> **Your task**: Beneath this sentence is a set of records; write each of them out exactly.

> **Records supplied**:

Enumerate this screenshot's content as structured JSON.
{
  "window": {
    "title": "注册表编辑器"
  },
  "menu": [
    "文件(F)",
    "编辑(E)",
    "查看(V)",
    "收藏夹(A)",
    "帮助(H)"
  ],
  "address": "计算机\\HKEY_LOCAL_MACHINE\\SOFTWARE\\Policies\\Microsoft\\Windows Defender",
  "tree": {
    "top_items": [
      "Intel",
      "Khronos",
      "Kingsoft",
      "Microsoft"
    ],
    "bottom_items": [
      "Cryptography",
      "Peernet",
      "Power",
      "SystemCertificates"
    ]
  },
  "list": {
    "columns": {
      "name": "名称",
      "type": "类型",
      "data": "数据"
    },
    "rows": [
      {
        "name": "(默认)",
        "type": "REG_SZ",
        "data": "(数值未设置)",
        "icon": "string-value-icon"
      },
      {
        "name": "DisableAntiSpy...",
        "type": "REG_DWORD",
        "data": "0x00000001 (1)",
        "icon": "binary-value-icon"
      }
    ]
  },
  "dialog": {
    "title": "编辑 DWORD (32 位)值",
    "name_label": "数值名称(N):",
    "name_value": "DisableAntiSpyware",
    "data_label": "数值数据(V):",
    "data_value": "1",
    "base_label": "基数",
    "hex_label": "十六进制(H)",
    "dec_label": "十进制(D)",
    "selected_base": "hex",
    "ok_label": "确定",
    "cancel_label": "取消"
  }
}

> **Answer below**:
Enumerate this screenshot's content as structured JSON.
{
  "window": {
    "title": "注册表编辑器"
  },
  "menu": [
    "文件(F)",
    "编辑(E)",
    "查看(V)",
    "收藏夹(A)",
    "帮助(H)"
  ],
  "address": "计算机\\HKEY_LOCAL_MACHINE\\SOFTWARE\\Policies\\Microsoft\\Windows Defender",
  "tree": {
    "top_items": [
      "Intel",
      "Khronos",
      "Kingsoft",
      "Microsoft"
    ],
    "bottom_items": [
      "Cryptography",
      "Peernet",
      "Power",
      "SystemCertificates"
    ]
  },
  "list": {
    "columns": {
      "name": "名称",
      "type": "类型",
      "data": "数据"
    },
    "rows": [
      {
        "name": "(默认)",
        "type": "REG_SZ",
        "data": "(数值未设置)",
        "icon": "string-value-icon"
      },
      {
        "name": "DisableAntiSpy...",
        "type": "REG_DWORD",
        "data": "0x00000001 (1)",
        "icon": "binary-value-icon"
      }
    ]
  },
  "dialog": {
    "title": "编辑 DWORD (32 位)值",
    "name_label": "数值名称(N):",
    "name_value": "DisableAntiSpyware",
    "data_label": "数值数据(V):",
    "data_value": "1",
    "base_label": "基数",
    "hex_label": "十六进制(H)",
    "dec_label": "十进制(D)",
    "selected_base": "hex",
    "ok_label": "确定",
    "cancel_label": "取消"
  }
}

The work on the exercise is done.